motivated from a physical context, we are currently interested in the following graph coloring problem:

Given a connected graph $G_n$ with $n$ vertices, how many **colorings** exist such that **all white** vertices have an **odd number of black** neighbors? We call this number $\omega(G_n)$.

(To the best of our knowledge, this particular coloring problem has not yet been studied, but if you have seen something like this, please let us know!)

As an example, consider the cycle graph with four vertices. There exist five such colorings:

In constrast, the fully connected graph of four vertices has nine such colorings:

Indeed, using completely different tools from physics, one can show that $\omega(G_n)$ is maximized by the fully connected graph, yielding the upper bound $\omega(G_n) \leq \begin{cases}2^{n-1} & n\text{ odd} \\ 2^{n-1}+1 & n\text{ even} \end{cases}$. Note that there is a total of $2^n$ colorings, thus, only about half of them can have the desired property.

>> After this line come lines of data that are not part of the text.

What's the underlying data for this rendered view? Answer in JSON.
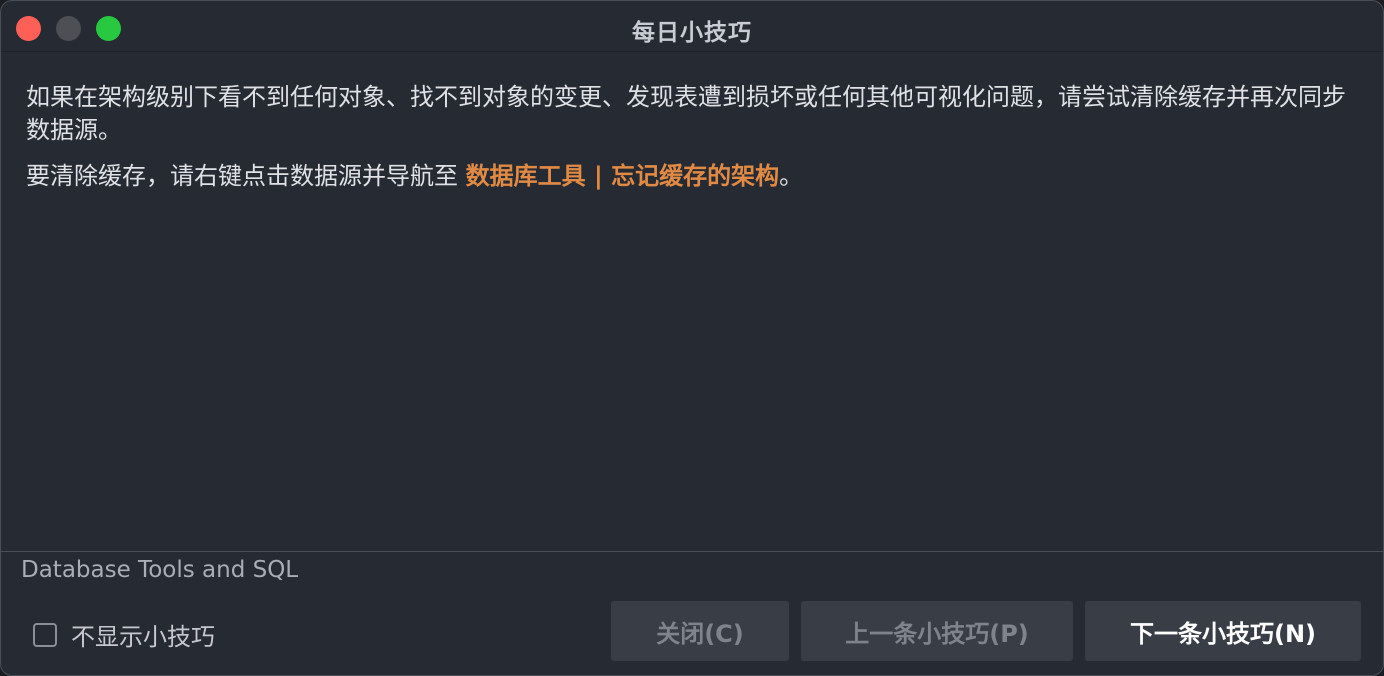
{
  "window": {
    "title": "每日小技巧"
  },
  "tip": {
    "paragraph1": "如果在架构级别下看不到任何对象、找不到对象的变更、发现表遭到损坏或任何其他可视化问题，请尝试清除缓存并再次同步数据源。",
    "paragraph2_prefix": "要清除缓存，请右键点击数据源并导航至 ",
    "paragraph2_action": "数据库工具 | 忘记缓存的架构",
    "paragraph2_suffix": "。"
  },
  "footer": {
    "category": "Database Tools and SQL",
    "checkbox_label": "不显示小技巧",
    "checkbox_checked": false,
    "buttons": {
      "close": "关闭(C)",
      "prev": "上一条小技巧(P)",
      "next": "下一条小技巧(N)"
    }
  },
  "colors": {
    "window_bg": "#262a33",
    "action_link": "#e08a44",
    "close_light": "#fe5f57",
    "minimize_light": "#4d4f55",
    "maximize_light": "#28c840",
    "button_bg": "#393d46"
  }
}
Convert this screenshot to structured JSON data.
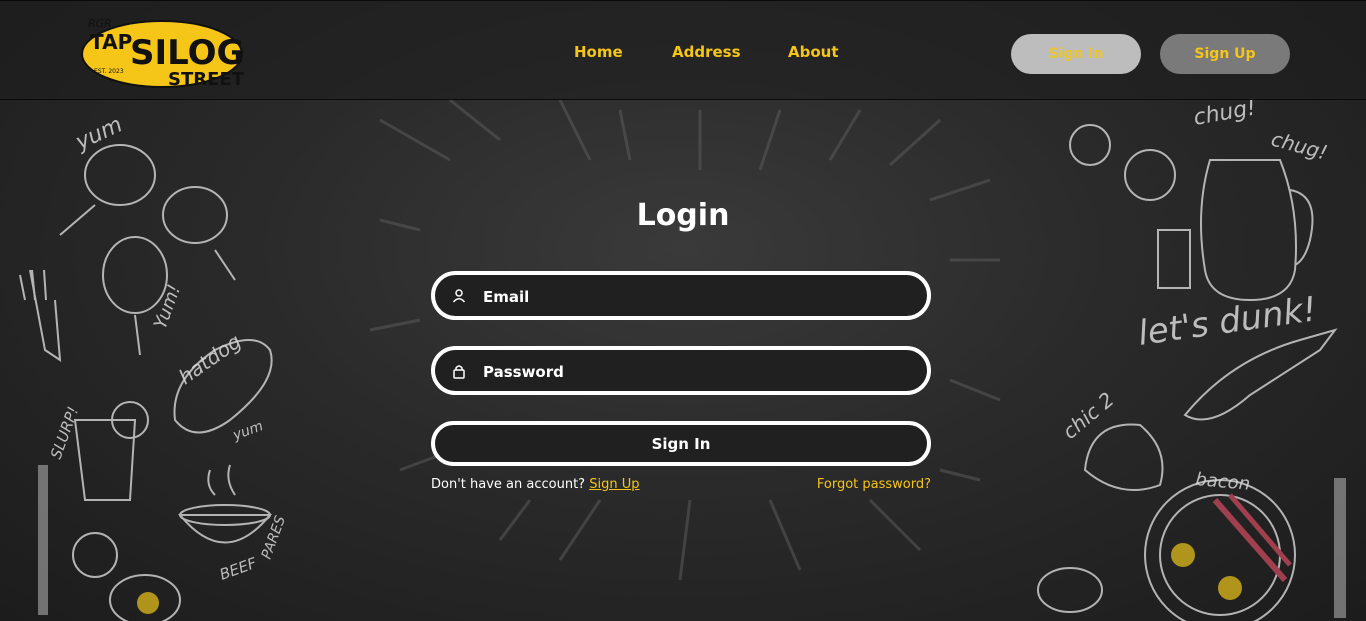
{
  "brand": {
    "logo_text_small": "RGR",
    "logo_text_tap": "TAP",
    "logo_text_silog": "SILOG",
    "logo_text_street": "STREET",
    "logo_text_est": "EST. 2023",
    "colors": {
      "accent": "#f5c518",
      "background": "#262626",
      "field": "#202020"
    }
  },
  "nav": {
    "links": [
      {
        "label": "Home"
      },
      {
        "label": "Address"
      },
      {
        "label": "About"
      }
    ],
    "sign_in_label": "Sign In",
    "sign_up_label": "Sign Up"
  },
  "login": {
    "title": "Login",
    "email_placeholder": "Email",
    "password_placeholder": "Password",
    "email_icon": "user-icon",
    "password_icon": "lock-icon",
    "submit_label": "Sign In",
    "no_account_text": "Don't have an account?",
    "sign_up_link": "Sign Up",
    "forgot_link": "Forgot password?"
  },
  "decor": {
    "left_doodles": [
      "yum",
      "Yum!",
      "hatdog",
      "yum",
      "SLURP!",
      "BEEF",
      "PARES"
    ],
    "right_doodles": [
      "chug!",
      "chug!",
      "let's dunk!",
      "chic 2",
      "bacon"
    ]
  }
}
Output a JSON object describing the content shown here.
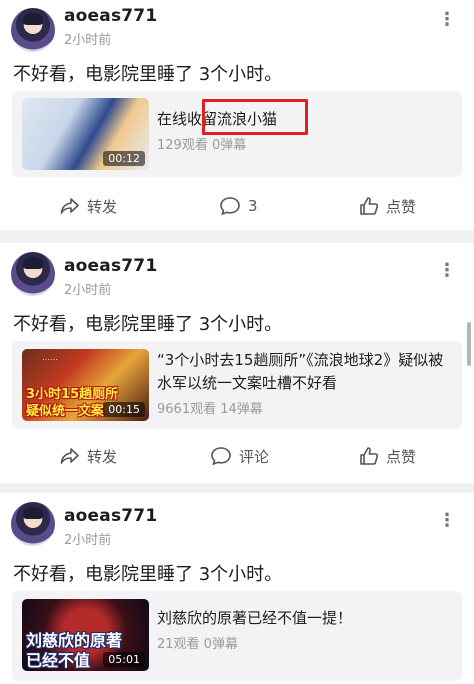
{
  "posts": [
    {
      "username": "aoeas771",
      "time": "2小时前",
      "content": "不好看，电影院里睡了 3个小时。",
      "video": {
        "title": "在线收留流浪小猫",
        "stats": "129观看 0弹幕",
        "duration": "00:12",
        "thumb_text": ""
      },
      "actions": {
        "share": "转发",
        "comment": "3",
        "like": "点赞"
      }
    },
    {
      "username": "aoeas771",
      "time": "2小时前",
      "content": "不好看，电影院里睡了 3个小时。",
      "video": {
        "title": "“3个小时去15趟厕所”《流浪地球2》疑似被水军以统一文案吐槽不好看",
        "stats": "9661观看 14弹幕",
        "duration": "00:15",
        "thumb_text_line1": "3小时15趟厕所",
        "thumb_text_line2": "疑似统一文案"
      },
      "actions": {
        "share": "转发",
        "comment": "评论",
        "like": "点赞"
      }
    },
    {
      "username": "aoeas771",
      "time": "2小时前",
      "content": "不好看，电影院里睡了 3个小时。",
      "video": {
        "title": "刘慈欣的原著已经不值一提！",
        "stats": "21观看 0弹幕",
        "duration": "05:01",
        "thumb_text_line1": "刘慈欣的原著",
        "thumb_text_line2": "已经不值"
      },
      "actions": {}
    }
  ],
  "colors": {
    "highlight": "#e02020",
    "background": "#f1f1f3"
  }
}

Now we are interested in finding graphs that minimize $\omega(G_n)$ for a fixed number of vertices $n$. Exhaustively checking ~~all connected graphs up to size 10~~ [Edit: this was a mistake, we only checked up to $n=8$. See Gordon's reply for a counter example with $n=9$ vertices] suggests that the graph minimizing $\omega(G_n)$ is given by the cycle graph of size $n$, but we have no clue on how to prove it.

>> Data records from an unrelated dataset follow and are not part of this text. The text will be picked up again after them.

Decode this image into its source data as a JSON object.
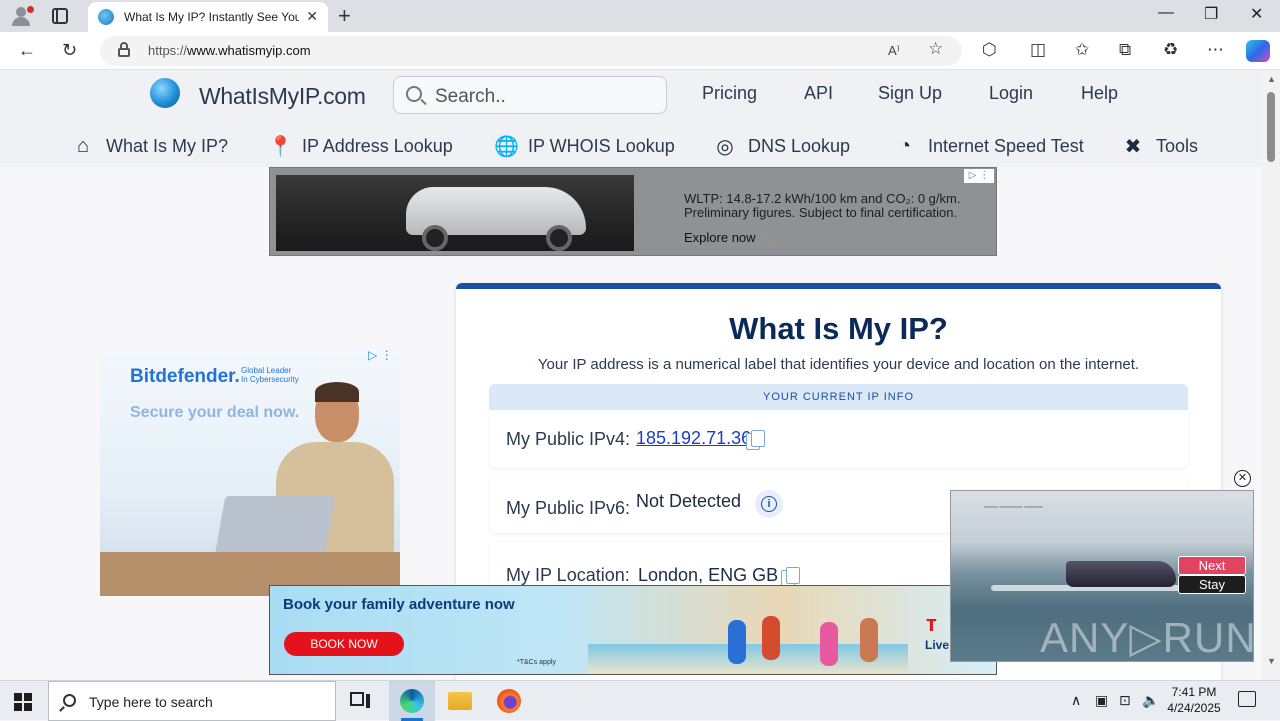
{
  "browser": {
    "tab_title": "What Is My IP? Instantly See Your",
    "tab_close": "✕",
    "new_tab": "+",
    "window_min": "—",
    "window_max": "❐",
    "window_close": "✕",
    "url_prefix": "https://",
    "url_host": "www.whatismyip.com",
    "read_aloud": "A⁾",
    "favorite": "☆",
    "icons": [
      "back-icon",
      "refresh-icon",
      "lock-icon",
      "extensions-icon",
      "split-screen-icon",
      "favorites-icon",
      "collections-icon",
      "performance-icon",
      "more-icon",
      "copilot-icon"
    ]
  },
  "site": {
    "logo": "WhatIsMyIP.com",
    "search_placeholder": "Search..",
    "top_nav": [
      "Pricing",
      "API",
      "Sign Up",
      "Login",
      "Help"
    ],
    "sub_nav": [
      {
        "label": "What Is My IP?",
        "icon": "home-icon"
      },
      {
        "label": "IP Address Lookup",
        "icon": "map-pin-icon"
      },
      {
        "label": "IP WHOIS Lookup",
        "icon": "globe-icon"
      },
      {
        "label": "DNS Lookup",
        "icon": "dns-icon"
      },
      {
        "label": "Internet Speed Test",
        "icon": "speedometer-icon"
      },
      {
        "label": "Tools",
        "icon": "tools-icon"
      }
    ]
  },
  "ads": {
    "top": {
      "line1": "WLTP: 14.8-17.2 kWh/100 km and CO₂: 0 g/km.",
      "line2": "Preliminary figures. Subject to final certification.",
      "cta": "Explore now",
      "cta_arrow": "→"
    },
    "left": {
      "brand": "Bitdefender.",
      "tagline_1": "Global Leader",
      "tagline_2": "In Cybersecurity",
      "headline": "Secure your deal now."
    },
    "bottom": {
      "headline": "Book your family adventure now",
      "button": "BOOK NOW",
      "terms": "*T&Cs apply",
      "brand_suffix": "Live"
    }
  },
  "main": {
    "title": "What Is My IP?",
    "description": "Your IP address is a numerical label that identifies your device and location on the internet.",
    "info_header": "YOUR CURRENT IP INFO",
    "rows": [
      {
        "label": "My Public IPv4:",
        "value": "185.192.71.36"
      },
      {
        "label": "My Public IPv6:",
        "value": "Not Detected"
      },
      {
        "label": "My IP Location:",
        "value": "London, ENG GB"
      }
    ]
  },
  "video": {
    "next": "Next",
    "stay": "Stay",
    "close": "✕",
    "watermark": "ANY▷RUN"
  },
  "taskbar": {
    "search_placeholder": "Type here to search",
    "time": "7:41 PM",
    "date": "4/24/2025"
  }
}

Our questions are as follows: i) Is there an equivalent, similar or related graph coloring problem known in the literature? ii) Is there a graph theoretical argument that the cycle graph (among others) minimizes $\omega(G_n)$ for fixed $n$?

Lots of thanks in advance!

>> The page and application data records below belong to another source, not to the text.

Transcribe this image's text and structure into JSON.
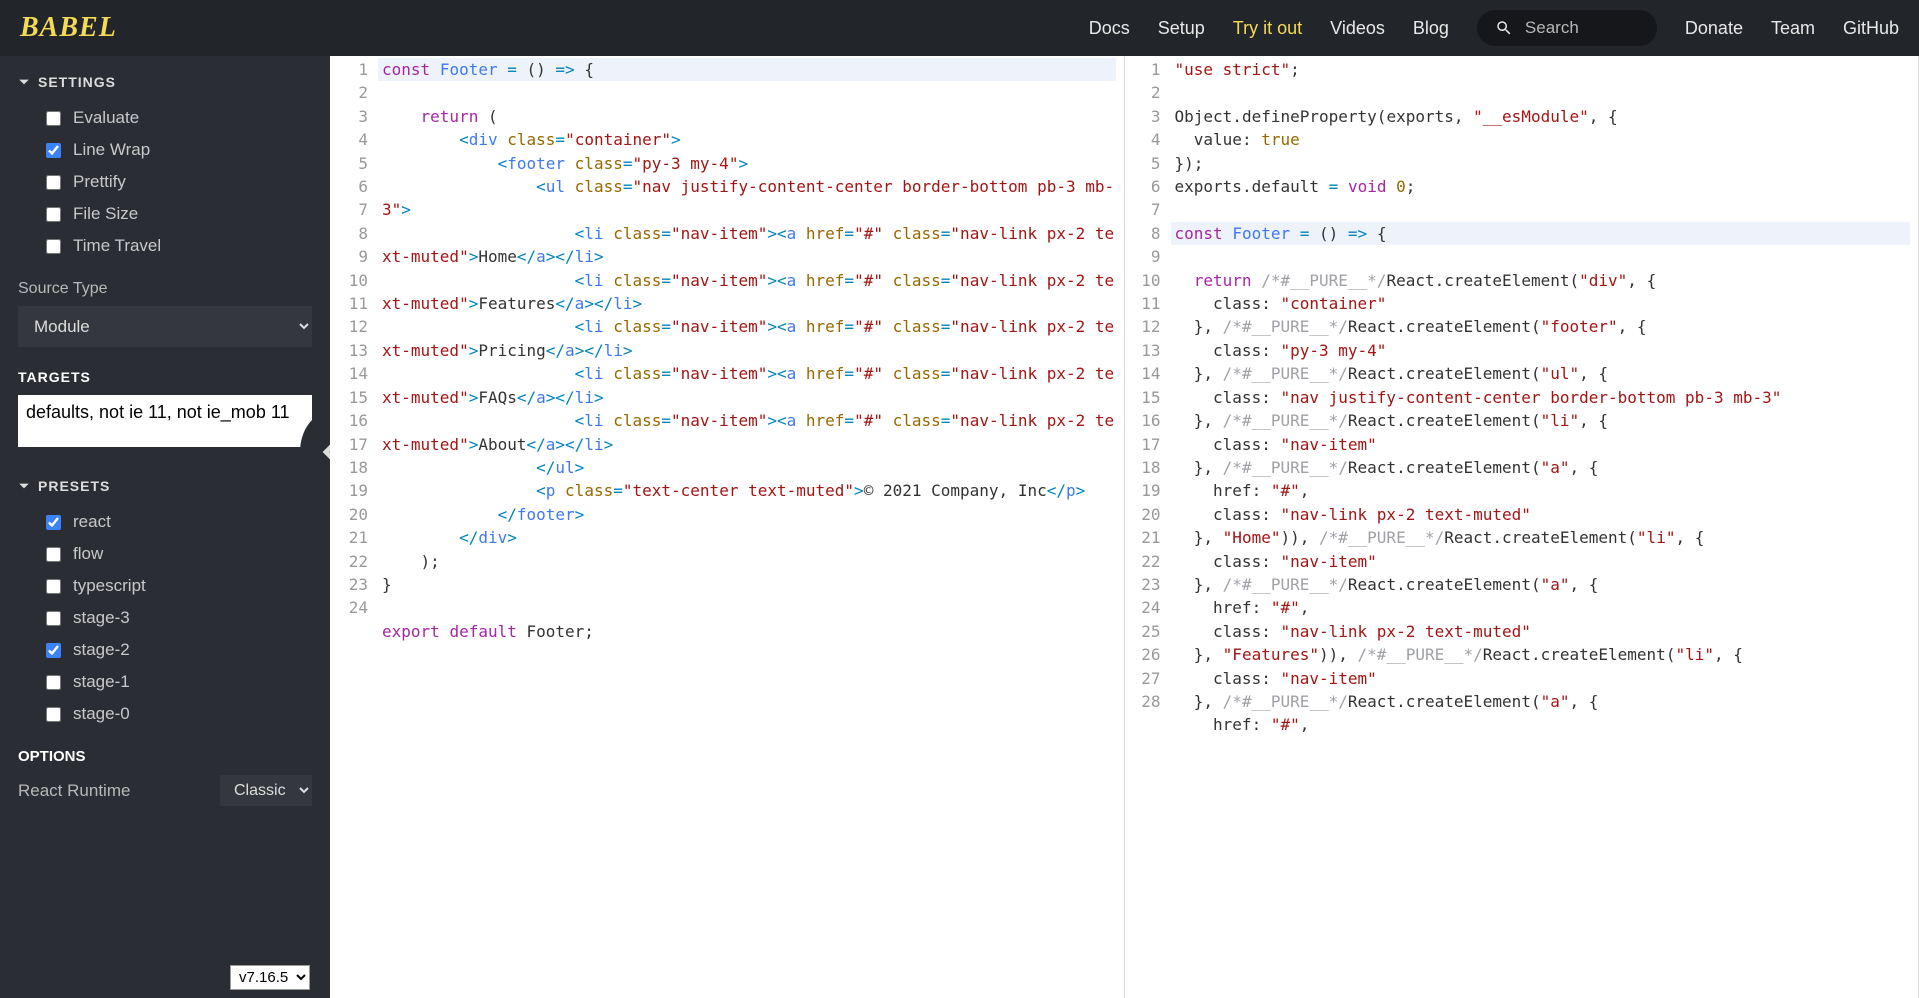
{
  "header": {
    "logo": "BABEL",
    "nav": [
      "Docs",
      "Setup",
      "Try it out",
      "Videos",
      "Blog"
    ],
    "nav_active_index": 2,
    "search_placeholder": "Search",
    "nav_right": [
      "Donate",
      "Team",
      "GitHub"
    ]
  },
  "sidebar": {
    "settings": {
      "title": "SETTINGS",
      "items": [
        {
          "label": "Evaluate",
          "checked": false
        },
        {
          "label": "Line Wrap",
          "checked": true
        },
        {
          "label": "Prettify",
          "checked": false
        },
        {
          "label": "File Size",
          "checked": false
        },
        {
          "label": "Time Travel",
          "checked": false
        }
      ]
    },
    "source_type_label": "Source Type",
    "source_type_value": "Module",
    "targets_label": "TARGETS",
    "targets_value": "defaults, not ie 11, not ie_mob 11",
    "presets": {
      "title": "PRESETS",
      "items": [
        {
          "label": "react",
          "checked": true
        },
        {
          "label": "flow",
          "checked": false
        },
        {
          "label": "typescript",
          "checked": false
        },
        {
          "label": "stage-3",
          "checked": false
        },
        {
          "label": "stage-2",
          "checked": true
        },
        {
          "label": "stage-1",
          "checked": false
        },
        {
          "label": "stage-0",
          "checked": false
        }
      ]
    },
    "options_label": "OPTIONS",
    "react_runtime_label": "React Runtime",
    "react_runtime_value": "Classic",
    "version": "v7.16.5"
  },
  "editor_left": {
    "lines": [
      1,
      2,
      3,
      4,
      5,
      6,
      7,
      8,
      9,
      10,
      11,
      12,
      13,
      14,
      15,
      16,
      17,
      18,
      19,
      20,
      21,
      22,
      23,
      24
    ]
  },
  "editor_right": {
    "lines": [
      1,
      2,
      3,
      4,
      5,
      6,
      7,
      8,
      9,
      10,
      11,
      12,
      13,
      14,
      15,
      16,
      17,
      18,
      19,
      20,
      21,
      22,
      23,
      24,
      25,
      26,
      27,
      28
    ]
  },
  "source_code": "const Footer = () => {\n    return (\n        <div class=\"container\">\n            <footer class=\"py-3 my-4\">\n                <ul class=\"nav justify-content-center border-bottom pb-3 mb-3\">\n                    <li class=\"nav-item\"><a href=\"#\" class=\"nav-link px-2 text-muted\">Home</a></li>\n                    <li class=\"nav-item\"><a href=\"#\" class=\"nav-link px-2 text-muted\">Features</a></li>\n                    <li class=\"nav-item\"><a href=\"#\" class=\"nav-link px-2 text-muted\">Pricing</a></li>\n                    <li class=\"nav-item\"><a href=\"#\" class=\"nav-link px-2 text-muted\">FAQs</a></li>\n                    <li class=\"nav-item\"><a href=\"#\" class=\"nav-link px-2 text-muted\">About</a></li>\n                </ul>\n                <p class=\"text-center text-muted\">© 2021 Company, Inc</p>\n            </footer>\n        </div>\n    );\n}\n\nexport default Footer;",
  "output_code": "\"use strict\";\n\nObject.defineProperty(exports, \"__esModule\", {\n  value: true\n});\nexports.default = void 0;\n\nconst Footer = () => {\n  return /*#__PURE__*/React.createElement(\"div\", {\n    class: \"container\"\n  }, /*#__PURE__*/React.createElement(\"footer\", {\n    class: \"py-3 my-4\"\n  }, /*#__PURE__*/React.createElement(\"ul\", {\n    class: \"nav justify-content-center border-bottom pb-3 mb-3\"\n  }, /*#__PURE__*/React.createElement(\"li\", {\n    class: \"nav-item\"\n  }, /*#__PURE__*/React.createElement(\"a\", {\n    href: \"#\",\n    class: \"nav-link px-2 text-muted\"\n  }, \"Home\")), /*#__PURE__*/React.createElement(\"li\", {\n    class: \"nav-item\"\n  }, /*#__PURE__*/React.createElement(\"a\", {\n    href: \"#\",\n    class: \"nav-link px-2 text-muted\"\n  }, \"Features\")), /*#__PURE__*/React.createElement(\"li\", {\n    class: \"nav-item\"\n  }, /*#__PURE__*/React.createElement(\"a\", {\n    href: \"#\","
}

odd dominating setorodd parity coverif for every vertex $v$ of the graph, the number of vertices in $X$ adjacent to or equal to $v$ is odd. There is a small literature on "odd domination" or "parity domination." Unfortunately this is not quite the same as your definition. $\endgroup$